▸ **Instructions for the task**: Could you return every record below exactly as it stands, leaving out the pictures?

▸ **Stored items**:
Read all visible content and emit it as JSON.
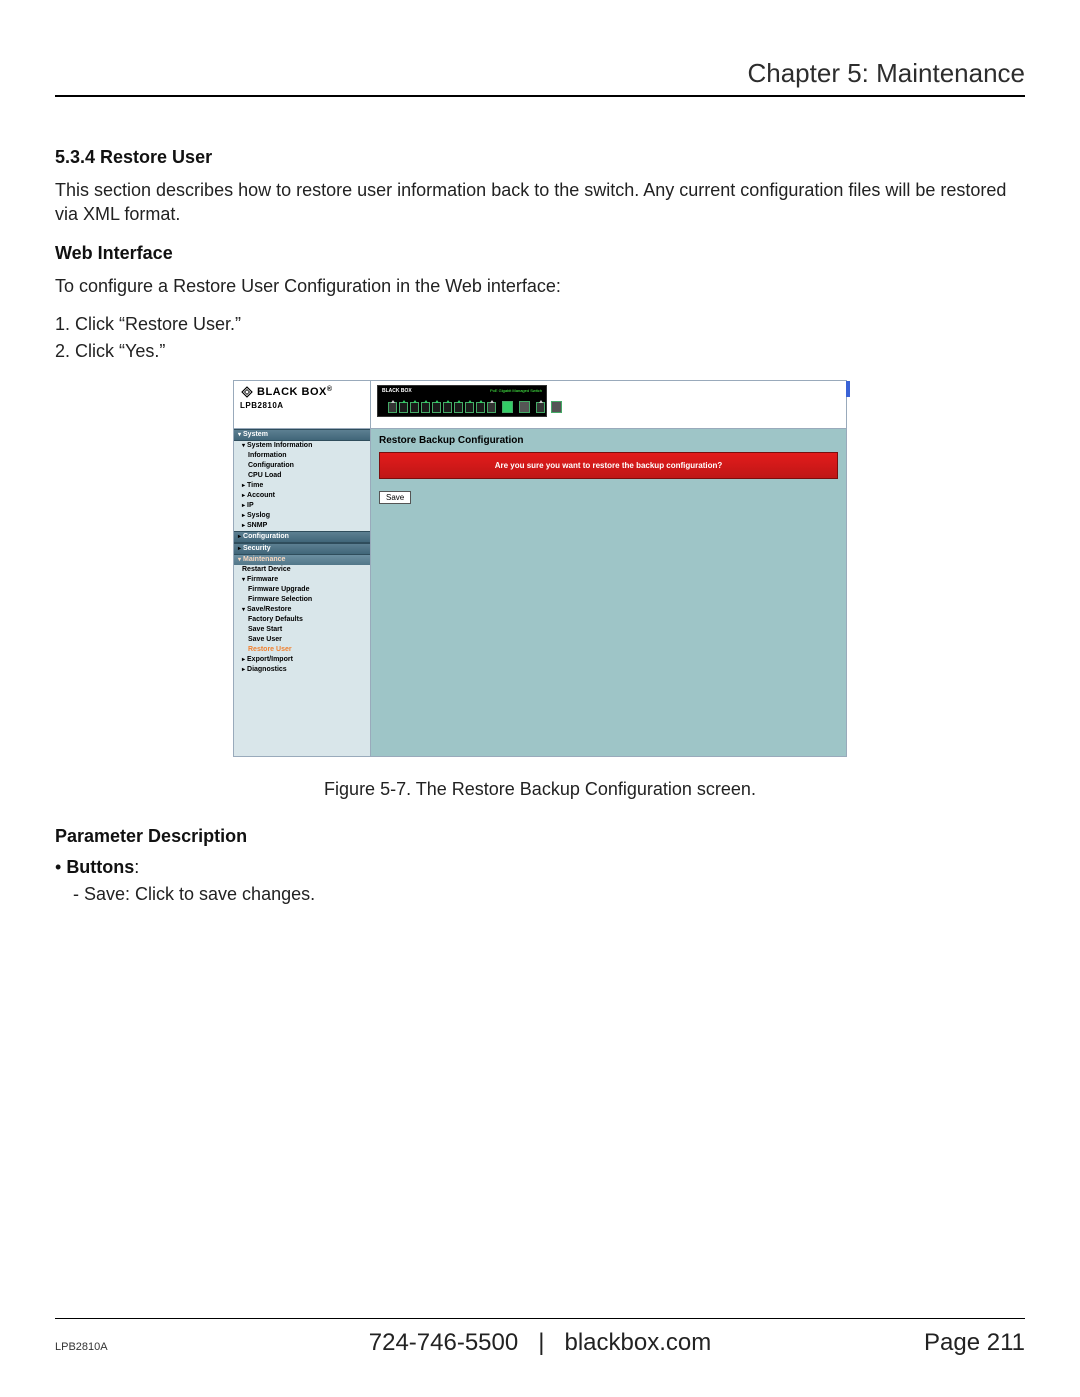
{
  "header": {
    "chapter": "Chapter 5: Maintenance"
  },
  "section": {
    "number": "5.3.4 Restore User",
    "intro": "This section describes how to restore user information back to the switch. Any current configuration files will be restored via XML format.",
    "sub_head": "Web Interface",
    "sub_intro": "To configure a Restore User Configuration in the Web interface:",
    "step1": "1. Click “Restore User.”",
    "step2": "2. Click “Yes.”"
  },
  "screenshot": {
    "logo_brand": "BLACK BOX",
    "logo_model": "LPB2810A",
    "device_brand": "BLACK BOX",
    "device_label": "PoE Gigabit Managed Switch",
    "nav": {
      "system": "System",
      "system_info": "System Information",
      "information": "Information",
      "configuration_item": "Configuration",
      "cpu_load": "CPU Load",
      "time": "Time",
      "account": "Account",
      "ip": "IP",
      "syslog": "Syslog",
      "snmp": "SNMP",
      "configuration": "Configuration",
      "security": "Security",
      "maintenance": "Maintenance",
      "restart": "Restart Device",
      "firmware": "Firmware",
      "fw_upgrade": "Firmware Upgrade",
      "fw_selection": "Firmware Selection",
      "save_restore": "Save/Restore",
      "factory_defaults": "Factory Defaults",
      "save_start": "Save Start",
      "save_user": "Save User",
      "restore_user": "Restore User",
      "export_import": "Export/Import",
      "diagnostics": "Diagnostics"
    },
    "panel_title": "Restore Backup Configuration",
    "confirm_msg": "Are you sure you want to restore the backup configuration?",
    "save_btn": "Save"
  },
  "figure_caption": "Figure 5-7. The Restore Backup Configuration screen.",
  "params": {
    "heading": "Parameter Description",
    "buttons_label": "Buttons",
    "save_desc": "- Save: Click to save changes."
  },
  "footer": {
    "model": "LPB2810A",
    "phone": "724-746-5500",
    "sep": "|",
    "site": "blackbox.com",
    "page": "Page 211"
  }
}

▸ **Exercise result**:
Read all visible content and emit it as JSON.
{
  "header": {
    "chapter": "Chapter 5: Maintenance"
  },
  "section": {
    "number": "5.3.4 Restore User",
    "intro": "This section describes how to restore user information back to the switch. Any current configuration files will be restored via XML format.",
    "sub_head": "Web Interface",
    "sub_intro": "To configure a Restore User Configuration in the Web interface:",
    "step1": "1. Click “Restore User.”",
    "step2": "2. Click “Yes.”"
  },
  "screenshot": {
    "logo_brand": "BLACK BOX",
    "logo_model": "LPB2810A",
    "device_brand": "BLACK BOX",
    "device_label": "PoE Gigabit Managed Switch",
    "nav": {
      "system": "System",
      "system_info": "System Information",
      "information": "Information",
      "configuration_item": "Configuration",
      "cpu_load": "CPU Load",
      "time": "Time",
      "account": "Account",
      "ip": "IP",
      "syslog": "Syslog",
      "snmp": "SNMP",
      "configuration": "Configuration",
      "security": "Security",
      "maintenance": "Maintenance",
      "restart": "Restart Device",
      "firmware": "Firmware",
      "fw_upgrade": "Firmware Upgrade",
      "fw_selection": "Firmware Selection",
      "save_restore": "Save/Restore",
      "factory_defaults": "Factory Defaults",
      "save_start": "Save Start",
      "save_user": "Save User",
      "restore_user": "Restore User",
      "export_import": "Export/Import",
      "diagnostics": "Diagnostics"
    },
    "panel_title": "Restore Backup Configuration",
    "confirm_msg": "Are you sure you want to restore the backup configuration?",
    "save_btn": "Save"
  },
  "figure_caption": "Figure 5-7. The Restore Backup Configuration screen.",
  "params": {
    "heading": "Parameter Description",
    "buttons_label": "Buttons",
    "save_desc": "- Save: Click to save changes."
  },
  "footer": {
    "model": "LPB2810A",
    "phone": "724-746-5500",
    "sep": "|",
    "site": "blackbox.com",
    "page": "Page 211"
  }
}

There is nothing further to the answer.